Memory by Anthea Moore
Written down by Beverley Moore
Pink knickers in the dining room
I was 10 when I was sent to Pengwern College. 1944. I remember three things about the dining room there. There was the delicious macaroni cheese, made with processed cheese the Americans sent over. Then there was the awful sago pudding. I was always starving – rationing meant there wasn’t much food. But I couldn’t manage the sago pudding. We got in trouble if we didn’t eat everything. The girl next to me saved me by stacking her empty bowl on top of mine. But my main memory is of the day my new school skirt arrived. I had to take off my old skirt and try on the new one in front of the whole school at dinner – all 60 girls plus teachers. I was wearing some dreadful pink knickers someone had given my mother, which she’d sent on to me. Can you imagine?

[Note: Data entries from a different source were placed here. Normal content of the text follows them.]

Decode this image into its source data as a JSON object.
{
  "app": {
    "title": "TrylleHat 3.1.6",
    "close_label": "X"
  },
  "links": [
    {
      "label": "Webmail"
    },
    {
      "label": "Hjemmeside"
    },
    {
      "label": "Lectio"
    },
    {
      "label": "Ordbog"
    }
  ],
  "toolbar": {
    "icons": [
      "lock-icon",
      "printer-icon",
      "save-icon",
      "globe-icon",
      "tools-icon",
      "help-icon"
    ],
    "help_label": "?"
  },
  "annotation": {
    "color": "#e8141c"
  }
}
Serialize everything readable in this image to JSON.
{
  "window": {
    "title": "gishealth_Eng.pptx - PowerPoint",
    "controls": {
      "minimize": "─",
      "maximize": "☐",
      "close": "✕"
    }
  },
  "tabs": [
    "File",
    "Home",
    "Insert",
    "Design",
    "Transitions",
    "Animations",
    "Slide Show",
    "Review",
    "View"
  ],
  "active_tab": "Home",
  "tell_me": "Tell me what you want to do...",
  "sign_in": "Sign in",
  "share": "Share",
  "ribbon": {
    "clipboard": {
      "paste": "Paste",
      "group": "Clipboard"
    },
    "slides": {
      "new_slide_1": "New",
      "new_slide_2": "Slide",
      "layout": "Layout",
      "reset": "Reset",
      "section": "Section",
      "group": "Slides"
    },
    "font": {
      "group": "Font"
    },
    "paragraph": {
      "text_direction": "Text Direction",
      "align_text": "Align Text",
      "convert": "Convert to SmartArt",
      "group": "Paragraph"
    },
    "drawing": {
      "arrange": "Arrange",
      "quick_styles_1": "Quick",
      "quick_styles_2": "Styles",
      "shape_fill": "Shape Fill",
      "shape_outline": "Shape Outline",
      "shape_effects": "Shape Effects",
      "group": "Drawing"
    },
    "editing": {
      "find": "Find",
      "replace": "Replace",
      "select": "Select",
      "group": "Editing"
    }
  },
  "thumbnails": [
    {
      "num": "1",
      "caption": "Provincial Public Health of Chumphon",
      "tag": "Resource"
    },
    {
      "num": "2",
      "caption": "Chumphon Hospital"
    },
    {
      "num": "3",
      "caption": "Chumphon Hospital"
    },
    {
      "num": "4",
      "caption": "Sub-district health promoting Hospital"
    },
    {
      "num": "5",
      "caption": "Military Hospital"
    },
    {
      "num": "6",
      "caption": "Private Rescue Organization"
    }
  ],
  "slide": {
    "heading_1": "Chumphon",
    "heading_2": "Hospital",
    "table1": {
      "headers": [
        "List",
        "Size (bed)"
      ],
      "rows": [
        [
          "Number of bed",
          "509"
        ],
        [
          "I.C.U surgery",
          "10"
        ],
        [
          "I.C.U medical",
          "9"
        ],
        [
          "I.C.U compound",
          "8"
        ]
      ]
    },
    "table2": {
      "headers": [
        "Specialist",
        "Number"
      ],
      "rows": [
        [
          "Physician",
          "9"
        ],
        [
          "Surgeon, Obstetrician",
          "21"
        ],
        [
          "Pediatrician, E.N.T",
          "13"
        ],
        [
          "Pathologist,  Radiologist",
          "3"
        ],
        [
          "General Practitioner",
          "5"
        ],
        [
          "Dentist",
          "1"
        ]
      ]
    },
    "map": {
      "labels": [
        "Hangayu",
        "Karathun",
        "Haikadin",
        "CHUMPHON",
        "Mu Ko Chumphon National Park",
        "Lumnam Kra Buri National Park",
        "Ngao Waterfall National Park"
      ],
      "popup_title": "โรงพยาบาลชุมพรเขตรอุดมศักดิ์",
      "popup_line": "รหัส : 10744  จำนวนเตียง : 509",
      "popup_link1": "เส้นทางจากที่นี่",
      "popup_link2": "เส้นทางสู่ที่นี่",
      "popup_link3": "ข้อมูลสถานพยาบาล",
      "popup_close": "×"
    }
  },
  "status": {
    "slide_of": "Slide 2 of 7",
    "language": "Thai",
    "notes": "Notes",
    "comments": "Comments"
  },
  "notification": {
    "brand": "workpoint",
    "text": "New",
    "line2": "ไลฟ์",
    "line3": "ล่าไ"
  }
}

Pink knickers in the dining room – creative journey
I know little about my grandparents’ lives. I wanted to ask, but the gap between my experiences and theirs seemed too vast too bridge. Now I understand that life’s life, no matter what century you live it in, I’m trying harder with my mother. Asking about the geography of Pengwern College proved a good way to bring out new stories – but it was as if mum was talking about someone else’s past, rather than her own. Her slow, careful answers showed little emotion. I had to find out how she felt about her time at the school – might the good bits have outweighed the poor teaching and the casual cruelty? I tried a final, direct question: ‘Were you glad to leave?’ This time, the answer was immediate: ‘Yes. I hated it.’